Signs of Sun
Read a book Read the signs Signs of spring Signs of the times Times of trouble Times of plenty Plenty to eat Plenty enough Enough to go around Enough for now Now is the best time Now who among you You who are [not] gathered here You are loved Loved best of all Loved more than words can say Say it again Say it like you mean it It matters It is your word Word of the Lord Word of encouragement Encouragement is needed Encouragement makes the world go round Round and round we go Round off Off the wall Off the chain Chain letters Chain unbroken Unbroken horse Unbroken spirit Spirit of the moment Spirit set free Free from all harm Free as a bird Bird of paradise Bird chatter beyond my window Window of time Window closing Closing the day Closing the book Book of Life Book it out of here Here is where we are Here comes the sun Sun directly overhead Sun in my eyes Eyes Overhead
When I was a child, I looked forward to seeing the dentist.
His name was Dr. Job. Like Job in the Bible, long o, not as in “teaching is a hard job.” I could not understand this when I saw his name on the office door: Why do we say ‘Jobe?’ It says Job! J-o-b. That’s not right.It should have an ‘e’ on the end. J-o-b-e …
It irritated my father: That’s how his name is pronounced. He knows how to spell it. Now stop.
Dr. Job had white hair and a white coat and to be honest I wasn’t happy to see him.

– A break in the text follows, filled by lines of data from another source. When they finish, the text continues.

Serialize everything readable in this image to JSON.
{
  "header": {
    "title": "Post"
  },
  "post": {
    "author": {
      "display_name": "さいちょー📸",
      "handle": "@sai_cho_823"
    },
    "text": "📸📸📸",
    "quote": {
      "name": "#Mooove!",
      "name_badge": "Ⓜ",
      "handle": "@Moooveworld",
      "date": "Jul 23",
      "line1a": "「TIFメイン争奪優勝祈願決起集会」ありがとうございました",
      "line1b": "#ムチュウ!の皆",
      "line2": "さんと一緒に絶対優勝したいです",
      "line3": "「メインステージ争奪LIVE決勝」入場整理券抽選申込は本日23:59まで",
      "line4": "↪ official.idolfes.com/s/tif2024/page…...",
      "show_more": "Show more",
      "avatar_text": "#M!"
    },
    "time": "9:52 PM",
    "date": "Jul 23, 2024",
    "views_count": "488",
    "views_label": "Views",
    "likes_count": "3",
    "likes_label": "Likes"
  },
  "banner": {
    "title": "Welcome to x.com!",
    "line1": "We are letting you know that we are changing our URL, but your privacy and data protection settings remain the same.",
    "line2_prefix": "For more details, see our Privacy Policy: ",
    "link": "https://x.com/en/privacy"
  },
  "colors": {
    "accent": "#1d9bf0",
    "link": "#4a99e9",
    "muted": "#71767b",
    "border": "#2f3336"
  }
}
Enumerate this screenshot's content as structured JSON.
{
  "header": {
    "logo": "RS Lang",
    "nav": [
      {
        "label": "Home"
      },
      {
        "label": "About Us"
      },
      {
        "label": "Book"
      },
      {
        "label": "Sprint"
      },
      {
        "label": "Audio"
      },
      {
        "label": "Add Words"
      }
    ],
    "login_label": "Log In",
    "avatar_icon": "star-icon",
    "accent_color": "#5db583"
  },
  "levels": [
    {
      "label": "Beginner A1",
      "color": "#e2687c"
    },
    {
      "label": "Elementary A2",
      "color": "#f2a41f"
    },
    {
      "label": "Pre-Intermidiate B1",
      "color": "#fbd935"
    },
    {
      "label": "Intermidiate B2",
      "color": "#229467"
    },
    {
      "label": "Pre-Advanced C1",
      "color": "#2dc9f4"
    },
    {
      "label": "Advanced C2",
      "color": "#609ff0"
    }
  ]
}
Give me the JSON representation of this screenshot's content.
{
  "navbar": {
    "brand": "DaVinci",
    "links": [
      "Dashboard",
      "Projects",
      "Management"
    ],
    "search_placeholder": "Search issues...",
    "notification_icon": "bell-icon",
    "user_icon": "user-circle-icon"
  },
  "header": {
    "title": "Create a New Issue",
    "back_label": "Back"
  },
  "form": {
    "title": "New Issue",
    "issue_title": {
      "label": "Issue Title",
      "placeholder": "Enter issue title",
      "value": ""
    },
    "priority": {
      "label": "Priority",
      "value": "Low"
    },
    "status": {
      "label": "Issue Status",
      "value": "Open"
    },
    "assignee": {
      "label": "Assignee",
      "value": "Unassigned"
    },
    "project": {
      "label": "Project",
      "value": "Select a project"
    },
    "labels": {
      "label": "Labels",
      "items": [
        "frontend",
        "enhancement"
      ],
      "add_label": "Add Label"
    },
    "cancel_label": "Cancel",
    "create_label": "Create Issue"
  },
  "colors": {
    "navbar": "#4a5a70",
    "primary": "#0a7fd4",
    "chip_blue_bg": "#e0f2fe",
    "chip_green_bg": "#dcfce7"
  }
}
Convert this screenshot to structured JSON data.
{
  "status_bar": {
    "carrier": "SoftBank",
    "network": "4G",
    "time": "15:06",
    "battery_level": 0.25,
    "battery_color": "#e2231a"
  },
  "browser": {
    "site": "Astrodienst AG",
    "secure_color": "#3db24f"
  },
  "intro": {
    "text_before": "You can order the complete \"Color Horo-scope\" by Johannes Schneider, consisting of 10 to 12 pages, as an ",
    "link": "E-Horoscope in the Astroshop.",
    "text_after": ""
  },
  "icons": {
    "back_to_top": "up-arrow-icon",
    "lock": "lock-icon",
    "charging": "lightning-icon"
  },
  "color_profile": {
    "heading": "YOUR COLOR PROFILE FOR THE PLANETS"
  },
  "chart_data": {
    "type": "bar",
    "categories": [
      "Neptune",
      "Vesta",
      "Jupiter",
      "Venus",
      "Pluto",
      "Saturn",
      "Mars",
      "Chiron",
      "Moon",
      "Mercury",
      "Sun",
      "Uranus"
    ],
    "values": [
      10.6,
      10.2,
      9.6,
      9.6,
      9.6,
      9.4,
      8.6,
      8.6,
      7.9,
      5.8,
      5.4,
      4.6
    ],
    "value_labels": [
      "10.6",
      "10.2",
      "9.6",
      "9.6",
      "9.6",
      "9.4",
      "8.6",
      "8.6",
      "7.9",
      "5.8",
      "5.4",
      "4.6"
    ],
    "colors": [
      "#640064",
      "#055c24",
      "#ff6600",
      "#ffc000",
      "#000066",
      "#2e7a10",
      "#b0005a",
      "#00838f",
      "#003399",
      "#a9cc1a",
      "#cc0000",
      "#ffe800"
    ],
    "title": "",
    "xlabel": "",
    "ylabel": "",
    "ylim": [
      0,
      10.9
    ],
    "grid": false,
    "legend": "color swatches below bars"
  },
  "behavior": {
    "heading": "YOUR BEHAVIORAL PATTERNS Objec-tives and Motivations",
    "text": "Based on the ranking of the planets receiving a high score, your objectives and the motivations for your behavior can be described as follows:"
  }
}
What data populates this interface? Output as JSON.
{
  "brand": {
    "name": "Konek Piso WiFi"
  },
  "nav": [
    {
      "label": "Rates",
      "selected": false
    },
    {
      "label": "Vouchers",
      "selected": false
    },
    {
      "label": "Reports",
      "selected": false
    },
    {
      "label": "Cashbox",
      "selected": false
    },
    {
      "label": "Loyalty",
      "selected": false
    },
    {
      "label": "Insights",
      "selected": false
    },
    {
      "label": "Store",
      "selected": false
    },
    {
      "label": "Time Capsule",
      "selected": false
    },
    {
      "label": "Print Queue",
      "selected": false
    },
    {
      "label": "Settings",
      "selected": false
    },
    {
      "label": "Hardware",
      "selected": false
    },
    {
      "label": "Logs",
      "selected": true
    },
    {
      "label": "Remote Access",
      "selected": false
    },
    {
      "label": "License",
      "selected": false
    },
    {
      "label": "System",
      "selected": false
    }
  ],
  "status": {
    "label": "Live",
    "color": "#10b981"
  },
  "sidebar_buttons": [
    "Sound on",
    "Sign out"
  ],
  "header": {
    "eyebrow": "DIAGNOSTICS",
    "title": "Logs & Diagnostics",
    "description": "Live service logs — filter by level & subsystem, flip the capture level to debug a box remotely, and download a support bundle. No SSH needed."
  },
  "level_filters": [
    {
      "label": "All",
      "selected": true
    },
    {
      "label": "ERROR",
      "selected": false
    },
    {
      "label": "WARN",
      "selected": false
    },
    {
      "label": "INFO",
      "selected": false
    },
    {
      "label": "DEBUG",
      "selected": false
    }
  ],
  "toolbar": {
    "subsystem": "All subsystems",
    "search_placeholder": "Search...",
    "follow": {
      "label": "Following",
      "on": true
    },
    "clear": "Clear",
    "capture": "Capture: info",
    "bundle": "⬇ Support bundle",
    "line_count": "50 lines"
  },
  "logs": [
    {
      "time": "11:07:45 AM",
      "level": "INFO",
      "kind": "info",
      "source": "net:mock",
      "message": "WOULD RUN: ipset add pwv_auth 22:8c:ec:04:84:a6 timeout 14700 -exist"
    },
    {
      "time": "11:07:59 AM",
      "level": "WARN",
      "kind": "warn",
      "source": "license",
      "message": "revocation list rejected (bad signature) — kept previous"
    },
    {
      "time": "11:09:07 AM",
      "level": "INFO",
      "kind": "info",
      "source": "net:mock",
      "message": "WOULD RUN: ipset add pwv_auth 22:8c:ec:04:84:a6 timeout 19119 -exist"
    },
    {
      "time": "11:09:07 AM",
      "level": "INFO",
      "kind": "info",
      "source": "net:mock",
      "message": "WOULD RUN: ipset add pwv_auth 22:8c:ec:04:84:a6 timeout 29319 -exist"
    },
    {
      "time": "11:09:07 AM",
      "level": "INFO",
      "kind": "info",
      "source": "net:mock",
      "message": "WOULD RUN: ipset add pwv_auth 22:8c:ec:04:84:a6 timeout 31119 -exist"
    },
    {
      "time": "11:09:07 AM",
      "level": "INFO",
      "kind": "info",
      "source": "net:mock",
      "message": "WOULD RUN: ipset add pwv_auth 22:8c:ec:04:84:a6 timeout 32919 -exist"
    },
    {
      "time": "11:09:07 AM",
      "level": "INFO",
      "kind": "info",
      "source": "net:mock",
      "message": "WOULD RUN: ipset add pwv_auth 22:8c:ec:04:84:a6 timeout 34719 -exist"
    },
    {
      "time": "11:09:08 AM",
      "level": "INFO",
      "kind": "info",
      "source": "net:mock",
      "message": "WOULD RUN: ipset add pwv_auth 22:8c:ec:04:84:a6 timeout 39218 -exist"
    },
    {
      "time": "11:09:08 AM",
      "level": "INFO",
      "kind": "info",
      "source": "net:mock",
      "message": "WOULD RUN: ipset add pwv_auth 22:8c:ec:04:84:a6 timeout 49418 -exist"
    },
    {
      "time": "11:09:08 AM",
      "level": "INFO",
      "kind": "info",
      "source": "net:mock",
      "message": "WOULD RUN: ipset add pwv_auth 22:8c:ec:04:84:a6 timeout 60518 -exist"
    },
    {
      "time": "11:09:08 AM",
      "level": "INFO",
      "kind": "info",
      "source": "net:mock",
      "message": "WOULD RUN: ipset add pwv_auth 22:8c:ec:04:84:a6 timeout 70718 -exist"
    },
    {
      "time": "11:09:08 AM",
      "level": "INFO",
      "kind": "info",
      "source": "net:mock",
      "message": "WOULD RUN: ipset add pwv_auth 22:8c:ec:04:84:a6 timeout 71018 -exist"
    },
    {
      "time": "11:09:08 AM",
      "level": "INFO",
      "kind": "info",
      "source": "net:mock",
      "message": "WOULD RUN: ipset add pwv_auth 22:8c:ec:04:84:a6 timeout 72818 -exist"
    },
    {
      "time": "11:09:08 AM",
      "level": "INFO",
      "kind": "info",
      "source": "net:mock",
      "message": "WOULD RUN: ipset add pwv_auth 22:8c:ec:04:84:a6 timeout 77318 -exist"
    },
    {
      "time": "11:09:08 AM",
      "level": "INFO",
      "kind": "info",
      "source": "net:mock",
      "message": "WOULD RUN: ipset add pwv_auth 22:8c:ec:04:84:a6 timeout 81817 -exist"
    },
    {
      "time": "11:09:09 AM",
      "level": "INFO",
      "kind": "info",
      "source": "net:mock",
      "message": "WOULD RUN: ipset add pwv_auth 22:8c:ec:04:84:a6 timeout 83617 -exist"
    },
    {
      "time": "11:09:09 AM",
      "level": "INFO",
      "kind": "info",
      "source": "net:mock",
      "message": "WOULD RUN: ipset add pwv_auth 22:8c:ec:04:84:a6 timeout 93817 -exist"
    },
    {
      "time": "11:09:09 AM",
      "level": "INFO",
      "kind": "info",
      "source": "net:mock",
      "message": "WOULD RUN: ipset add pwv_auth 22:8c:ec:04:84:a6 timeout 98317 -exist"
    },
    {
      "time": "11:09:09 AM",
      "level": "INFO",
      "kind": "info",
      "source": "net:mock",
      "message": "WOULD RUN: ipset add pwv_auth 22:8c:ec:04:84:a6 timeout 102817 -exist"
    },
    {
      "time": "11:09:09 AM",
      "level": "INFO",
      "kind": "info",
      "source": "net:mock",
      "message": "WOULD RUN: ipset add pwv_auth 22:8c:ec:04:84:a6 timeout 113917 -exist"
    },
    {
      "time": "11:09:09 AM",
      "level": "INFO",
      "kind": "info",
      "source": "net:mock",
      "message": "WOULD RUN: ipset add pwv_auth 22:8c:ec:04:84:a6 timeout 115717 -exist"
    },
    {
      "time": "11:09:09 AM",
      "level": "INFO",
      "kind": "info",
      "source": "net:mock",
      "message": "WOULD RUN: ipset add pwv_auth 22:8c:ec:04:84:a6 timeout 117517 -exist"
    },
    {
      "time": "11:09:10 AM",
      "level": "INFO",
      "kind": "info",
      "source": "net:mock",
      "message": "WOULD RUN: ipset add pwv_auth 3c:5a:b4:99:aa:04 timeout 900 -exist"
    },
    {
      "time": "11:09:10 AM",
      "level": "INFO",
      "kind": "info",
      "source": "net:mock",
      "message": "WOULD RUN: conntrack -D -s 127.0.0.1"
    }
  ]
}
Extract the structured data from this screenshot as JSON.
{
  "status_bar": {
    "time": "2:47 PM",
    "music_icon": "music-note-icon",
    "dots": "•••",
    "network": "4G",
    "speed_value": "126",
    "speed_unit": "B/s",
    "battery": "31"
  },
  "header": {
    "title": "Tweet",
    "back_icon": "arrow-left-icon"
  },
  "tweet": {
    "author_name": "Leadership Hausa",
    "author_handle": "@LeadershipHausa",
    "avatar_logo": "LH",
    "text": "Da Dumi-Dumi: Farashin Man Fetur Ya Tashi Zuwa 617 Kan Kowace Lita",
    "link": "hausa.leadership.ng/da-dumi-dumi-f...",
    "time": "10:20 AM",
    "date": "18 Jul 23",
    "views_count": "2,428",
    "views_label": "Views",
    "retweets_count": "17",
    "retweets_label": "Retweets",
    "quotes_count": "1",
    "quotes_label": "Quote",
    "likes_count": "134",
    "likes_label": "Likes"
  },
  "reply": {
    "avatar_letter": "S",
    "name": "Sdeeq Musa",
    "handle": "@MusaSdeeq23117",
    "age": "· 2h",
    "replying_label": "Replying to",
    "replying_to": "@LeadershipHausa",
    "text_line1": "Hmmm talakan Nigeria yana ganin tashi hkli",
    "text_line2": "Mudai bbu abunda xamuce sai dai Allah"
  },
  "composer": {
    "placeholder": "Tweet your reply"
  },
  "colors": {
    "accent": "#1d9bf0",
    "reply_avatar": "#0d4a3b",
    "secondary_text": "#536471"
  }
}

I wanted his rings.
After each visit—usually for a filling—Dr. Job reached into some magical cabinet and brought out a box. With a big smile, he opened it before me like a hawker on the city streets selling watches out of a car trunk.
The box was full of rings, set in foam rubber, as if on display at a fine jewelry counter.
“Which one would you like, hmmm? You’ve been a good little patient!”
Of course I was good … there were rings for the taking! How they glittered. All different colors, sizes, shapes. It didn’t matter which one I chose as they were adjustable; their metal bands were split to be widened or narrowed to fit.
One day I looked and looked it—had to be the best ring—until Dr. Job finally cleared his throat: “Ahem. You need to pick one, all right?”
I settled on a ring with a pale purple stone cut in facets like a diamond. I put it on the ring finger of my right hand (not my left, that was for getting married someday). Feeling like a princess, I said: “This is alexandrite, right?” (so … as a child I was fascinated by birthstones and pored over them in mail-order catalogs. My own is emerald. To me, at the time, this pale purple was prettier. June’s birthstone. Point to ponder: How many kids today know about birthstones? ).
Dr. Job looked at me and blinked. He closed the case and returned me to my father.
The main reason I remember that ring is because of a scene in a different office. Plagued by allergies, I had to get weekly injections in both arms. Sometimes I had reactions, rashes or big knots that burned. While I sat waiting, waiting, waiting at the doctor’s office, before and after the shots, I read all the children’s books and magazines—I loved Highlights. Then I read the grown-up stuff, like Reader’s Digest. One afternoon I was too tired to read. I sat sideways in the waiting room chair, leaning against the wall in the late-afternoon shadows. I reached up to rub my sore left arm when waning light from the window caught my “alexandrite” ring. A dozen tiny rainbows appeared on the wall beside me. Mesmerized, I move my hand this way and that, watching the rainbow-spots dance, vanish, and reappear. I forgot the time, forgot my swollen arm; I was too busy scattering the light.
This whole story returned to me as I was continuing my containment cleaning and sunlight caught my ring (diamond, on my married finger) just right.
Scattered light. Tiny rainbows. On a day, incidentally, when Highlights became a destiny…
Ethereal moments call for an etheree, don’t you think.